The 20-year-old was given the same treatment by Stoke City fans in his last game of the season for Liverpool – and his own club’s fans have also shown their discontent in patches over his unwillingness to sign a new contract although it is yet to become outright hostility. The booing in Ireland, during the dismal 0-0 friendly draw, appeared to be motivated by a similar distaste at the way his future has played out at Liverpool.

Sterling was substituted after 66 minutes for Andros Townsend and declined the opportunity so speak after the game. Hodgson said that the player’s performance was being affected by the criticism over his contract stand-off which shows no signs of relenting.

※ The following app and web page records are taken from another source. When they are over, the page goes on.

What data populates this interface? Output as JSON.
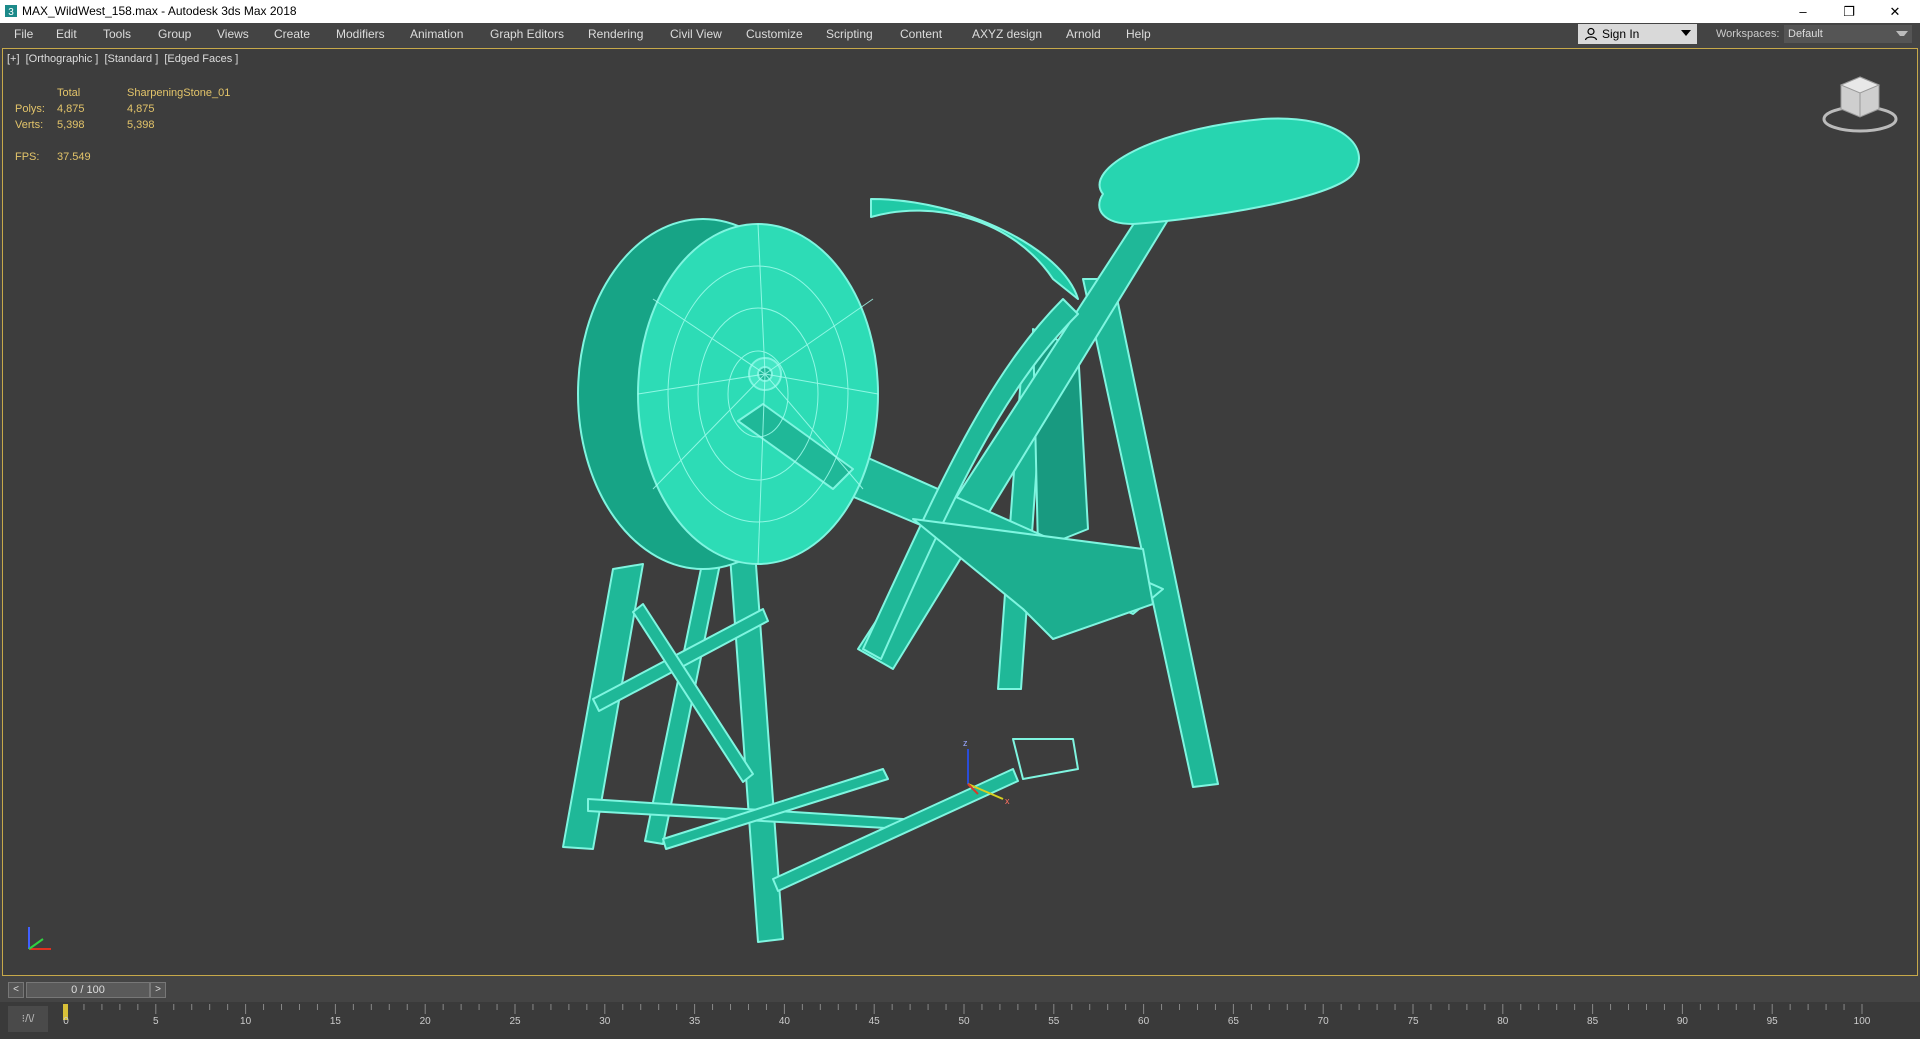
{
  "window": {
    "title": "MAX_WildWest_158.max - Autodesk 3ds Max 2018",
    "controls": [
      "–",
      "❐",
      "✕"
    ]
  },
  "menu": [
    "File",
    "Edit",
    "Tools",
    "Group",
    "Views",
    "Create",
    "Modifiers",
    "Animation",
    "Graph Editors",
    "Rendering",
    "Civil View",
    "Customize",
    "Scripting",
    "Content",
    "AXYZ design",
    "Arnold",
    "Help"
  ],
  "signin": {
    "label": "Sign In"
  },
  "workspaces": {
    "label": "Workspaces:",
    "value": "Default"
  },
  "viewport": {
    "labels": [
      "[+]",
      "[Orthographic ]",
      "[Standard ]",
      "[Edged Faces ]"
    ],
    "stats": {
      "header": [
        "",
        "Total",
        "SharpeningStone_01"
      ],
      "polys": [
        "Polys:",
        "4,875",
        "4,875"
      ],
      "verts": [
        "Verts:",
        "5,398",
        "5,398"
      ],
      "fps": [
        "FPS:",
        "37.549"
      ]
    },
    "gizmo": {
      "x": "x",
      "z": "z"
    },
    "model_color": "#2ee8c0",
    "frame_color": "#c7a94a"
  },
  "timeslider": {
    "value": "0 / 100",
    "prev": "<",
    "next": ">"
  },
  "trackbar": {
    "labels": [
      "0",
      "5",
      "10",
      "15",
      "20",
      "25",
      "30",
      "35",
      "40",
      "45",
      "50",
      "55",
      "60",
      "65",
      "70",
      "75",
      "80",
      "85",
      "90",
      "95",
      "100"
    ],
    "icon": "⁝/\\/"
  }
}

“I think he's going through a bad time publicly,” Hodgson said. “You can't expect people just to shrug off the criticism he has been receiving, not least from the local media in Liverpool. That becomes national pretty quickly. He does ever so well and tries well to shrug it off, let his football do the talking.

“He needed this game to realise that, if he is going to get it out of his system, he's going to have to work harder still and get a thicker skin than he has at the moment. We only took him off today was to give others the game, to air the squad.”

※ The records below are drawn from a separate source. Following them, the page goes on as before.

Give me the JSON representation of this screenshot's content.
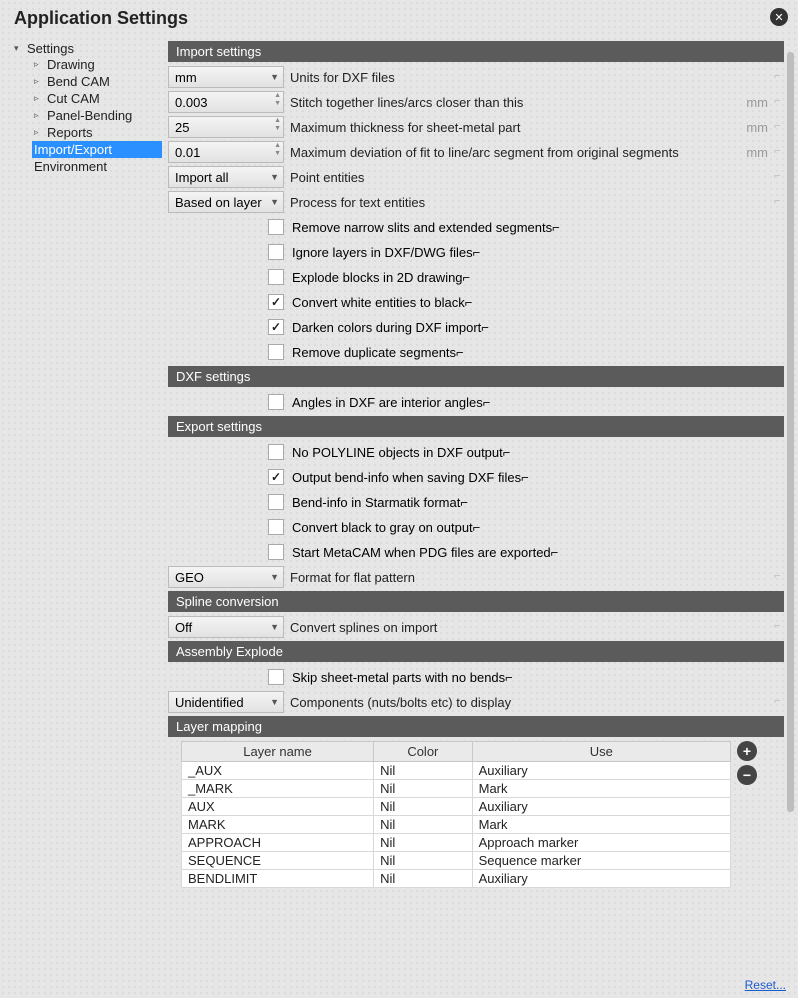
{
  "title": "Application Settings",
  "sidebar": {
    "root": "Settings",
    "items": [
      {
        "label": "Drawing"
      },
      {
        "label": "Bend CAM"
      },
      {
        "label": "Cut CAM"
      },
      {
        "label": "Panel-Bending"
      },
      {
        "label": "Reports"
      },
      {
        "label": "Import/Export",
        "selected": true
      },
      {
        "label": "Environment"
      }
    ]
  },
  "sections": {
    "import": {
      "header": "Import settings",
      "units_value": "mm",
      "units_label": "Units for DXF files",
      "stitch_value": "0.003",
      "stitch_label": "Stitch together lines/arcs closer than this",
      "stitch_unit": "mm",
      "maxthick_value": "25",
      "maxthick_label": "Maximum thickness for sheet-metal part",
      "maxthick_unit": "mm",
      "maxdev_value": "0.01",
      "maxdev_label": "Maximum deviation of fit to line/arc segment from original segments",
      "maxdev_unit": "mm",
      "point_value": "Import all",
      "point_label": "Point entities",
      "text_value": "Based on layer",
      "text_label": "Process for text entities",
      "checks": [
        {
          "label": "Remove narrow slits and extended segments",
          "checked": false
        },
        {
          "label": "Ignore layers in DXF/DWG files",
          "checked": false
        },
        {
          "label": "Explode blocks in 2D drawing",
          "checked": false
        },
        {
          "label": "Convert white entities to black",
          "checked": true
        },
        {
          "label": "Darken colors during DXF import",
          "checked": true
        },
        {
          "label": "Remove duplicate segments",
          "checked": false
        }
      ]
    },
    "dxf": {
      "header": "DXF settings",
      "checks": [
        {
          "label": "Angles in DXF are interior angles",
          "checked": false
        }
      ]
    },
    "export": {
      "header": "Export settings",
      "checks": [
        {
          "label": "No POLYLINE objects in DXF output",
          "checked": false
        },
        {
          "label": "Output bend-info when saving DXF files",
          "checked": true
        },
        {
          "label": "Bend-info in Starmatik format",
          "checked": false
        },
        {
          "label": "Convert black to gray on output",
          "checked": false
        },
        {
          "label": "Start MetaCAM when PDG files are exported",
          "checked": false
        }
      ],
      "format_value": "GEO",
      "format_label": "Format for flat pattern"
    },
    "spline": {
      "header": "Spline conversion",
      "value": "Off",
      "label": "Convert splines on import"
    },
    "assembly": {
      "header": "Assembly Explode",
      "checks": [
        {
          "label": "Skip sheet-metal parts with no bends",
          "checked": false
        }
      ],
      "comp_value": "Unidentified",
      "comp_label": "Components (nuts/bolts etc) to display"
    },
    "layer": {
      "header": "Layer mapping",
      "columns": [
        "Layer name",
        "Color",
        "Use"
      ],
      "rows": [
        {
          "name": "_AUX",
          "color": "Nil",
          "use": "Auxiliary"
        },
        {
          "name": "_MARK",
          "color": "Nil",
          "use": "Mark"
        },
        {
          "name": "AUX",
          "color": "Nil",
          "use": "Auxiliary"
        },
        {
          "name": "MARK",
          "color": "Nil",
          "use": "Mark"
        },
        {
          "name": "APPROACH",
          "color": "Nil",
          "use": "Approach marker"
        },
        {
          "name": "SEQUENCE",
          "color": "Nil",
          "use": "Sequence marker"
        },
        {
          "name": "BENDLIMIT",
          "color": "Nil",
          "use": "Auxiliary"
        }
      ]
    }
  },
  "reset": "Reset..."
}
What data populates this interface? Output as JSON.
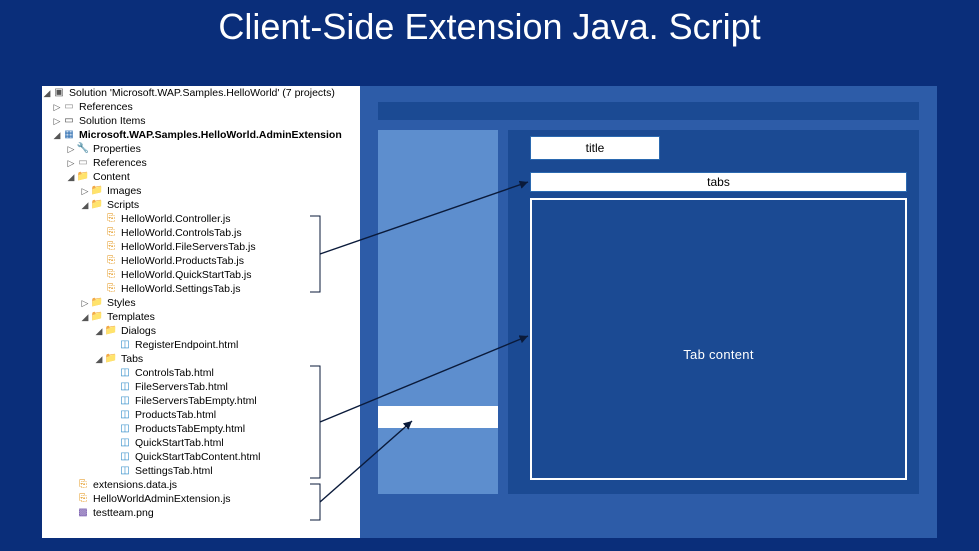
{
  "slide": {
    "heading": "Client-Side Extension Java. Script"
  },
  "solution": {
    "root": "Solution 'Microsoft.WAP.Samples.HelloWorld' (7 projects)",
    "rootChildren": [
      {
        "collapsed": true,
        "icon": "ref",
        "label": "References"
      },
      {
        "collapsed": true,
        "icon": "fold",
        "label": "Solution Items"
      }
    ],
    "project": "Microsoft.WAP.Samples.HelloWorld.AdminExtension",
    "projectChildren": [
      {
        "collapsed": true,
        "icon": "tool",
        "label": "Properties"
      },
      {
        "collapsed": true,
        "icon": "ref",
        "label": "References"
      }
    ],
    "content": {
      "label": "Content",
      "images": "Images",
      "scripts": {
        "label": "Scripts",
        "files": [
          "HelloWorld.Controller.js",
          "HelloWorld.ControlsTab.js",
          "HelloWorld.FileServersTab.js",
          "HelloWorld.ProductsTab.js",
          "HelloWorld.QuickStartTab.js",
          "HelloWorld.SettingsTab.js"
        ]
      },
      "styles": "Styles",
      "templates": {
        "label": "Templates",
        "dialogs": {
          "label": "Dialogs",
          "files": [
            "RegisterEndpoint.html"
          ]
        },
        "tabs": {
          "label": "Tabs",
          "files": [
            "ControlsTab.html",
            "FileServersTab.html",
            "FileServersTabEmpty.html",
            "ProductsTab.html",
            "ProductsTabEmpty.html",
            "QuickStartTab.html",
            "QuickStartTabContent.html",
            "SettingsTab.html"
          ]
        }
      }
    },
    "rootFiles": [
      {
        "icon": "js",
        "label": "extensions.data.js"
      },
      {
        "icon": "js",
        "label": "HelloWorldAdminExtension.js"
      },
      {
        "icon": "img",
        "label": "testteam.png"
      }
    ]
  },
  "wireframe": {
    "title_label": "title",
    "tabs_label": "tabs",
    "content_label": "Tab content"
  },
  "arrows": {
    "scripts_target": "tabs",
    "templates_target": "content",
    "rootfiles_target": "sidebar"
  }
}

England manager Roy Hodgson watches a dull game unfold

Hodgson said that he had “no reservations” about selecting Sterling for the Euro 2016 qualifier against Slovenia on Sunday. “I trust Sterling. But players are not robots. He's done some fantastic things for us, but [against Ireland] he didn't hit those heights. It'll take a lot before I and the English national team sway from Raheem Sterling.”

Hodgson accepted that England had been well below par. “We've had a good run, a year almost unbeaten, but we came here believing if we played our best football we could win the game. But we never got close to that. We didn't lose, but we have to accept – myself and the players – there were a lot of things we could have done better.”